These are the questions behind Climate Asia, the world’s largest study of people’s everyday experience of climate change. The project surveyed 33,500 people across seven Asian countries – Bangladesh, China, India, Indonesia, Nepal, Pakistan and Vietnam.
In India, the research was conducted from May to August 2012 across cities and villages in f ive states: Gujarat, Madhya Pradesh, Odisha, Tamil Nadu and Uttarakhand, and in the city of Mumbai. These particular states were selected to represent different geographic areas in the country, which include coasts, mountains, a delta, plains with large tracts of rainfed agriculture and a large city. They are also home to people in very diverse socio-economic groups. Climate Asia recorded the opinions, insights and needs of this population, about 70% of whom live on less than $2 (£1.30) a day.

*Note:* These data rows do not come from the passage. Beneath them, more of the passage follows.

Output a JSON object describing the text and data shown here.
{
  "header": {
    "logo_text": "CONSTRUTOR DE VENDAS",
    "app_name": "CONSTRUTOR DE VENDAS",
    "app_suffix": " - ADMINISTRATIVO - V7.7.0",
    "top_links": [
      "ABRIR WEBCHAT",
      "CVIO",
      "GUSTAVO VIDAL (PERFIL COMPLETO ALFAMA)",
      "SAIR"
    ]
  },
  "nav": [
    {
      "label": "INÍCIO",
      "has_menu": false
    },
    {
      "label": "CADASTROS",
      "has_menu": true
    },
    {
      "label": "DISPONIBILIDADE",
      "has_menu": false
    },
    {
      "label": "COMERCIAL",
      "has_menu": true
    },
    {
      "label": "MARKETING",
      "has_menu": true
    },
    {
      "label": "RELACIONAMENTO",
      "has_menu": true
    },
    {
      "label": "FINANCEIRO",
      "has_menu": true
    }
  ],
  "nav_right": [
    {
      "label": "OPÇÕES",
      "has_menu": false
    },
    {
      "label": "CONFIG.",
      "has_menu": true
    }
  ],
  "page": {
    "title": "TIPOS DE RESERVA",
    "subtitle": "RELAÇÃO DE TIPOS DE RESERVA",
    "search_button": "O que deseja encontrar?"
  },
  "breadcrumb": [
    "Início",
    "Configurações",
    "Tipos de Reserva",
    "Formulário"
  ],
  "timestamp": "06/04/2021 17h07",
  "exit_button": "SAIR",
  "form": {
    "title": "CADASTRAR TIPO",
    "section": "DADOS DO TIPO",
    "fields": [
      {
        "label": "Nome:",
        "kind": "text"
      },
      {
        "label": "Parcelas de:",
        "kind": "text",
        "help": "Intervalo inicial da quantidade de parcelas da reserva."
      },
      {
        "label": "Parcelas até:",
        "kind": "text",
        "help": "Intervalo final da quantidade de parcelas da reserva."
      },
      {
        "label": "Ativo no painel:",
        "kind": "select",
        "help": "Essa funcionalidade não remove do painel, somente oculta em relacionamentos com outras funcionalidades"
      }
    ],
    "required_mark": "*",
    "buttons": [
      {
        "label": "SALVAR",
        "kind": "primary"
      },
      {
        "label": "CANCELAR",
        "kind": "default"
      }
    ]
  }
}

Climate Asia conducted 24 focus group discussions with men and women from different social backgrounds across eight locations in the chosen states and city in India. In addition, our researchers held eight community assessments with communities vulnerable to climate change, as well as 30 in-depth interviews with key experts and opinion-formers from government, civil society, business and academia.

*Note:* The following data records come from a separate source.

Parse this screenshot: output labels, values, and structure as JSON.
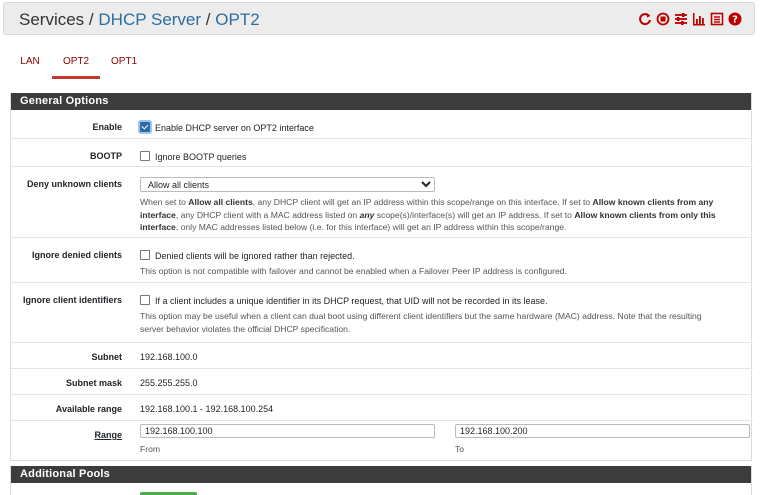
{
  "breadcrumb": {
    "root": "Services",
    "sep": "/",
    "section": "DHCP Server",
    "page": "OPT2"
  },
  "header_icons": [
    "reload-icon",
    "stop-icon",
    "sliders-icon",
    "chart-icon",
    "log-icon",
    "help-icon"
  ],
  "tabs": [
    {
      "label": "LAN",
      "active": false
    },
    {
      "label": "OPT2",
      "active": true
    },
    {
      "label": "OPT1",
      "active": false
    }
  ],
  "general": {
    "title": "General Options",
    "enable": {
      "label": "Enable",
      "text": "Enable DHCP server on OPT2 interface",
      "checked": true
    },
    "bootp": {
      "label": "BOOTP",
      "text": "Ignore BOOTP queries",
      "checked": false
    },
    "deny": {
      "label": "Deny unknown clients",
      "selected": "Allow all clients",
      "help_1": "When set to ",
      "help_b1": "Allow all clients",
      "help_2": ", any DHCP client will get an IP address within this scope/range on this interface. If set to ",
      "help_b2": "Allow known clients from any interface",
      "help_3": ", any DHCP client with a MAC address listed on ",
      "help_i": "any",
      "help_4": " scope(s)/interface(s) will get an IP address. If set to ",
      "help_b3": "Allow known clients from only this interface",
      "help_5": ", only MAC addresses listed below (i.e. for this interface) will get an IP address within this scope/range."
    },
    "denied": {
      "label": "Ignore denied clients",
      "text": "Denied clients will be ignored rather than rejected.",
      "help": "This option is not compatible with failover and cannot be enabled when a Failover Peer IP address is configured."
    },
    "identifiers": {
      "label": "Ignore client identifiers",
      "text": "If a client includes a unique identifier in its DHCP request, that UID will not be recorded in its lease.",
      "help_1": "This option may be useful when a client can dual boot using different client identifiers but the same hardware (MAC) address. Note that the resulting",
      "help_2": "server behavior violates the official DHCP specification."
    },
    "subnet": {
      "label": "Subnet",
      "value": "192.168.100.0"
    },
    "mask": {
      "label": "Subnet mask",
      "value": "255.255.255.0"
    },
    "available": {
      "label": "Available range",
      "value": "192.168.100.1 - 192.168.100.254"
    },
    "range": {
      "label": "Range",
      "from_value": "192.168.100.100",
      "from_label": "From",
      "to_value": "192.168.100.200",
      "to_label": "To"
    }
  },
  "additional": {
    "title": "Additional Pools"
  },
  "colors": {
    "accent": "#c0392b",
    "link": "#2d6ca2",
    "panel_head": "#3c3c3c",
    "button_green": "#4cae4c"
  }
}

Using both quantitative and qualitative research, we have built a picture of how people in the states and city surveyed live and deal with climate change. This includes their values, livelihoods, use of food, water and energy, family life, worries, what they watch and listen to, whom they trust the most, what they hope for in the future, and the environmental changes they have noticed or deal with already.